Data supplied —
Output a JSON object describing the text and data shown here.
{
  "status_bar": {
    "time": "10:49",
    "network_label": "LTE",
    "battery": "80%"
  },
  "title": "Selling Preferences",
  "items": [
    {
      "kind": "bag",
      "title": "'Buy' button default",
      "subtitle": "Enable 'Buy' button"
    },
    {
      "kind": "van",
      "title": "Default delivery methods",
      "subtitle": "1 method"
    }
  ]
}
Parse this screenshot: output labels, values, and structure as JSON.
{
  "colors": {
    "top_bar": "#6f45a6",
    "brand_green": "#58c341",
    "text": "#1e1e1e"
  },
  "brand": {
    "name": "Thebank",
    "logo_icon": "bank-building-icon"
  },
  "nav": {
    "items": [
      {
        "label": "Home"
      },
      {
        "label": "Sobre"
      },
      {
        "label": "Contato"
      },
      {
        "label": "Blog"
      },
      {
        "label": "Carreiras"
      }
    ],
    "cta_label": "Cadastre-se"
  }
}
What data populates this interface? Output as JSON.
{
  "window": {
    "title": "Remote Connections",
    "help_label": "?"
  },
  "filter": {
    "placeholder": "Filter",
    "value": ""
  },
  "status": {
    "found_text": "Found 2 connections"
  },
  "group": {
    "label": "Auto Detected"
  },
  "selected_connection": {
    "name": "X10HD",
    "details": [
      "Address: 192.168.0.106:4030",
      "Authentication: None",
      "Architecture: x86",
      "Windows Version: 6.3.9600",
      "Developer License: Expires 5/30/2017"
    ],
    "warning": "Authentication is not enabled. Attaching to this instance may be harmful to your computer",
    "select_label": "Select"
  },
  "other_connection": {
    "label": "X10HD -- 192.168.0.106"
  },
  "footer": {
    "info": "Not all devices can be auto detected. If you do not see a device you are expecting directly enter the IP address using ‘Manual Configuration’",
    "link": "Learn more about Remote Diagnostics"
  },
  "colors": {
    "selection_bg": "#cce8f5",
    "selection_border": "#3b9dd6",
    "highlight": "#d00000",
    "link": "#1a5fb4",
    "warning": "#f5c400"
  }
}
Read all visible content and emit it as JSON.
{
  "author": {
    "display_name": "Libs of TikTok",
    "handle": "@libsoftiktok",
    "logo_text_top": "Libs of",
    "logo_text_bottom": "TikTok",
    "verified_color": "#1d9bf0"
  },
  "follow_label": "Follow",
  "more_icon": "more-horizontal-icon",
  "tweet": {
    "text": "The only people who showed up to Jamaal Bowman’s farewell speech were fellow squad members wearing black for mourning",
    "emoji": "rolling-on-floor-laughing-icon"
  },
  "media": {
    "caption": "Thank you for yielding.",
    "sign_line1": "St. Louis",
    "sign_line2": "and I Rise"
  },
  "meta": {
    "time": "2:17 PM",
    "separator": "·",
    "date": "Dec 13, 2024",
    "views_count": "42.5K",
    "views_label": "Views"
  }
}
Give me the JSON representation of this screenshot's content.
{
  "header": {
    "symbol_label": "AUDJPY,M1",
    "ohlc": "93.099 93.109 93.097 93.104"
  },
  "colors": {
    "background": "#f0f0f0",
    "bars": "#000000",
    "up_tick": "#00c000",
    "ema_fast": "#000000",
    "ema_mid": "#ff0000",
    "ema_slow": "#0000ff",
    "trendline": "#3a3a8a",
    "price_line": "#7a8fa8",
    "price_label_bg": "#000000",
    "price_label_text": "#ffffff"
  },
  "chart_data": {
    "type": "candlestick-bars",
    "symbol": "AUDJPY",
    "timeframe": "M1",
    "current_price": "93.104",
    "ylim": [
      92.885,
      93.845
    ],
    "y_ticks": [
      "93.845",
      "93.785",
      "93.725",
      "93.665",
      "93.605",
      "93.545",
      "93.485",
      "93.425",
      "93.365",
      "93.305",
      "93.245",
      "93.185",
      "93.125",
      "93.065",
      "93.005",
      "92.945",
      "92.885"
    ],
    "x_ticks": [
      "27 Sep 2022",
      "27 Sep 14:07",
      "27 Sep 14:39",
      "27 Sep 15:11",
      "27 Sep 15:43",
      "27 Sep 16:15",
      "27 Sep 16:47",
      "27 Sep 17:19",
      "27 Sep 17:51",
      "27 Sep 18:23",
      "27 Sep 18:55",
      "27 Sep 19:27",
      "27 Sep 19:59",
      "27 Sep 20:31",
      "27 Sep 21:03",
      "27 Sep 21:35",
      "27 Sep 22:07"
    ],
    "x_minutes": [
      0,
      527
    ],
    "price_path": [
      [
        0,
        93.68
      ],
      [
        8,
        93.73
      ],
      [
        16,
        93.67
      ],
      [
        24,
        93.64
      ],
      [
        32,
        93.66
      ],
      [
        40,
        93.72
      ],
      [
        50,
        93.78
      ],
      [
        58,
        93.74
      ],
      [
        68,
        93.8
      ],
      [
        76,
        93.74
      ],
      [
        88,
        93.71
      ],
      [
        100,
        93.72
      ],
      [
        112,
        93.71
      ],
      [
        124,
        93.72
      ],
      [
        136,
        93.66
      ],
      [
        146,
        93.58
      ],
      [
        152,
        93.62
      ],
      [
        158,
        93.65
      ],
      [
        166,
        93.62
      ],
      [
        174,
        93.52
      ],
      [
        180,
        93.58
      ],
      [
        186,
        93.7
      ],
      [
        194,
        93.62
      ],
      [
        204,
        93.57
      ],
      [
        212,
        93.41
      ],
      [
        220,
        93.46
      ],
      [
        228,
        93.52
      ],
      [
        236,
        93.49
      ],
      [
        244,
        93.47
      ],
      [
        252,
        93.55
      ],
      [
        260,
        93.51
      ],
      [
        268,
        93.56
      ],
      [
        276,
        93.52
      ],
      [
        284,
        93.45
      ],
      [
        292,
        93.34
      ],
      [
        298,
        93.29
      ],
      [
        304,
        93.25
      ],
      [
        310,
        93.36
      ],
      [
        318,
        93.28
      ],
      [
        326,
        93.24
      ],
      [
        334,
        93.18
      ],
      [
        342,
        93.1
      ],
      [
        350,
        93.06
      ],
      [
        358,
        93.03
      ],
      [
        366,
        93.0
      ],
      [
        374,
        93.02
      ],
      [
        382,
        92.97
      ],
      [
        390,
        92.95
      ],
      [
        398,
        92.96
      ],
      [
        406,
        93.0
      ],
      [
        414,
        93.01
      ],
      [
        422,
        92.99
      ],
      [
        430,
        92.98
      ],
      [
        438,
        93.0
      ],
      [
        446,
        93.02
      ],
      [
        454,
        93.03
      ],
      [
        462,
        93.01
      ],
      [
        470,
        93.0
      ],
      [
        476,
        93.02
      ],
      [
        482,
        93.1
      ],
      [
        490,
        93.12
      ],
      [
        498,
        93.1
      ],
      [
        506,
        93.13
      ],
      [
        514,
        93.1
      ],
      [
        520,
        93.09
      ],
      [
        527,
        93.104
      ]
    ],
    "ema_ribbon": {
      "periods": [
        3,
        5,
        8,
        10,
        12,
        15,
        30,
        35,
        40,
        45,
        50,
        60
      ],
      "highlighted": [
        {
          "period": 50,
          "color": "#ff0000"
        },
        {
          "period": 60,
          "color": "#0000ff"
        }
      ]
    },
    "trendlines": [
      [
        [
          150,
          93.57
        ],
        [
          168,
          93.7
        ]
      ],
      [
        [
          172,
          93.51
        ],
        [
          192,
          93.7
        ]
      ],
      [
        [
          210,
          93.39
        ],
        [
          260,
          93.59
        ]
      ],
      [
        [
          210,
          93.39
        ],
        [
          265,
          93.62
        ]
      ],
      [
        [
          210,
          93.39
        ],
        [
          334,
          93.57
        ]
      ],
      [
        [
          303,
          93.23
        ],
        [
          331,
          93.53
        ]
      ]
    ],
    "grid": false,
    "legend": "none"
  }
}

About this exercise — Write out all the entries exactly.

Written response —
Output a JSON object describing the text and data shown here.
{
  "status_bar": {
    "time": "10:49",
    "network_label": "LTE",
    "battery": "80%"
  },
  "title": "Selling Preferences",
  "items": [
    {
      "kind": "bag",
      "title": "'Buy' button default",
      "subtitle": "Enable 'Buy' button"
    },
    {
      "kind": "van",
      "title": "Default delivery methods",
      "subtitle": "1 method"
    }
  ]
}
Parse this screenshot: output labels, values, and structure as JSON.
{
  "colors": {
    "top_bar": "#6f45a6",
    "brand_green": "#58c341",
    "text": "#1e1e1e"
  },
  "brand": {
    "name": "Thebank",
    "logo_icon": "bank-building-icon"
  },
  "nav": {
    "items": [
      {
        "label": "Home"
      },
      {
        "label": "Sobre"
      },
      {
        "label": "Contato"
      },
      {
        "label": "Blog"
      },
      {
        "label": "Carreiras"
      }
    ],
    "cta_label": "Cadastre-se"
  }
}
What data populates this interface? Output as JSON.
{
  "window": {
    "title": "Remote Connections",
    "help_label": "?"
  },
  "filter": {
    "placeholder": "Filter",
    "value": ""
  },
  "status": {
    "found_text": "Found 2 connections"
  },
  "group": {
    "label": "Auto Detected"
  },
  "selected_connection": {
    "name": "X10HD",
    "details": [
      "Address: 192.168.0.106:4030",
      "Authentication: None",
      "Architecture: x86",
      "Windows Version: 6.3.9600",
      "Developer License: Expires 5/30/2017"
    ],
    "warning": "Authentication is not enabled. Attaching to this instance may be harmful to your computer",
    "select_label": "Select"
  },
  "other_connection": {
    "label": "X10HD -- 192.168.0.106"
  },
  "footer": {
    "info": "Not all devices can be auto detected. If you do not see a device you are expecting directly enter the IP address using ‘Manual Configuration’",
    "link": "Learn more about Remote Diagnostics"
  },
  "colors": {
    "selection_bg": "#cce8f5",
    "selection_border": "#3b9dd6",
    "highlight": "#d00000",
    "link": "#1a5fb4",
    "warning": "#f5c400"
  }
}
Read all visible content and emit it as JSON.
{
  "author": {
    "display_name": "Libs of TikTok",
    "handle": "@libsoftiktok",
    "logo_text_top": "Libs of",
    "logo_text_bottom": "TikTok",
    "verified_color": "#1d9bf0"
  },
  "follow_label": "Follow",
  "more_icon": "more-horizontal-icon",
  "tweet": {
    "text": "The only people who showed up to Jamaal Bowman’s farewell speech were fellow squad members wearing black for mourning",
    "emoji": "rolling-on-floor-laughing-icon"
  },
  "media": {
    "caption": "Thank you for yielding.",
    "sign_line1": "St. Louis",
    "sign_line2": "and I Rise"
  },
  "meta": {
    "time": "2:17 PM",
    "separator": "·",
    "date": "Dec 13, 2024",
    "views_count": "42.5K",
    "views_label": "Views"
  }
}
Give me the JSON representation of this screenshot's content.
{
  "header": {
    "symbol_label": "AUDJPY,M1",
    "ohlc": "93.099 93.109 93.097 93.104"
  },
  "colors": {
    "background": "#f0f0f0",
    "bars": "#000000",
    "up_tick": "#00c000",
    "ema_fast": "#000000",
    "ema_mid": "#ff0000",
    "ema_slow": "#0000ff",
    "trendline": "#3a3a8a",
    "price_line": "#7a8fa8",
    "price_label_bg": "#000000",
    "price_label_text": "#ffffff"
  },
  "chart_data": {
    "type": "candlestick-bars",
    "symbol": "AUDJPY",
    "timeframe": "M1",
    "current_price": "93.104",
    "ylim": [
      92.885,
      93.845
    ],
    "y_ticks": [
      "93.845",
      "93.785",
      "93.725",
      "93.665",
      "93.605",
      "93.545",
      "93.485",
      "93.425",
      "93.365",
      "93.305",
      "93.245",
      "93.185",
      "93.125",
      "93.065",
      "93.005",
      "92.945",
      "92.885"
    ],
    "x_ticks": [
      "27 Sep 2022",
      "27 Sep 14:07",
      "27 Sep 14:39",
      "27 Sep 15:11",
      "27 Sep 15:43",
      "27 Sep 16:15",
      "27 Sep 16:47",
      "27 Sep 17:19",
      "27 Sep 17:51",
      "27 Sep 18:23",
      "27 Sep 18:55",
      "27 Sep 19:27",
      "27 Sep 19:59",
      "27 Sep 20:31",
      "27 Sep 21:03",
      "27 Sep 21:35",
      "27 Sep 22:07"
    ],
    "x_minutes": [
      0,
      527
    ],
    "price_path": [
      [
        0,
        93.68
      ],
      [
        8,
        93.73
      ],
      [
        16,
        93.67
      ],
      [
        24,
        93.64
      ],
      [
        32,
        93.66
      ],
      [
        40,
        93.72
      ],
      [
        50,
        93.78
      ],
      [
        58,
        93.74
      ],
      [
        68,
        93.8
      ],
      [
        76,
        93.74
      ],
      [
        88,
        93.71
      ],
      [
        100,
        93.72
      ],
      [
        112,
        93.71
      ],
      [
        124,
        93.72
      ],
      [
        136,
        93.66
      ],
      [
        146,
        93.58
      ],
      [
        152,
        93.62
      ],
      [
        158,
        93.65
      ],
      [
        166,
        93.62
      ],
      [
        174,
        93.52
      ],
      [
        180,
        93.58
      ],
      [
        186,
        93.7
      ],
      [
        194,
        93.62
      ],
      [
        204,
        93.57
      ],
      [
        212,
        93.41
      ],
      [
        220,
        93.46
      ],
      [
        228,
        93.52
      ],
      [
        236,
        93.49
      ],
      [
        244,
        93.47
      ],
      [
        252,
        93.55
      ],
      [
        260,
        93.51
      ],
      [
        268,
        93.56
      ],
      [
        276,
        93.52
      ],
      [
        284,
        93.45
      ],
      [
        292,
        93.34
      ],
      [
        298,
        93.29
      ],
      [
        304,
        93.25
      ],
      [
        310,
        93.36
      ],
      [
        318,
        93.28
      ],
      [
        326,
        93.24
      ],
      [
        334,
        93.18
      ],
      [
        342,
        93.1
      ],
      [
        350,
        93.06
      ],
      [
        358,
        93.03
      ],
      [
        366,
        93.0
      ],
      [
        374,
        93.02
      ],
      [
        382,
        92.97
      ],
      [
        390,
        92.95
      ],
      [
        398,
        92.96
      ],
      [
        406,
        93.0
      ],
      [
        414,
        93.01
      ],
      [
        422,
        92.99
      ],
      [
        430,
        92.98
      ],
      [
        438,
        93.0
      ],
      [
        446,
        93.02
      ],
      [
        454,
        93.03
      ],
      [
        462,
        93.01
      ],
      [
        470,
        93.0
      ],
      [
        476,
        93.02
      ],
      [
        482,
        93.1
      ],
      [
        490,
        93.12
      ],
      [
        498,
        93.1
      ],
      [
        506,
        93.13
      ],
      [
        514,
        93.1
      ],
      [
        520,
        93.09
      ],
      [
        527,
        93.104
      ]
    ],
    "ema_ribbon": {
      "periods": [
        3,
        5,
        8,
        10,
        12,
        15,
        30,
        35,
        40,
        45,
        50,
        60
      ],
      "highlighted": [
        {
          "period": 50,
          "color": "#ff0000"
        },
        {
          "period": 60,
          "color": "#0000ff"
        }
      ]
    },
    "trendlines": [
      [
        [
          150,
          93.57
        ],
        [
          168,
          93.7
        ]
      ],
      [
        [
          172,
          93.51
        ],
        [
          192,
          93.7
        ]
      ],
      [
        [
          210,
          93.39
        ],
        [
          260,
          93.59
        ]
      ],
      [
        [
          210,
          93.39
        ],
        [
          265,
          93.62
        ]
      ],
      [
        [
          210,
          93.39
        ],
        [
          334,
          93.57
        ]
      ],
      [
        [
          303,
          93.23
        ],
        [
          331,
          93.53
        ]
      ]
    ],
    "grid": false,
    "legend": "none"
  }
}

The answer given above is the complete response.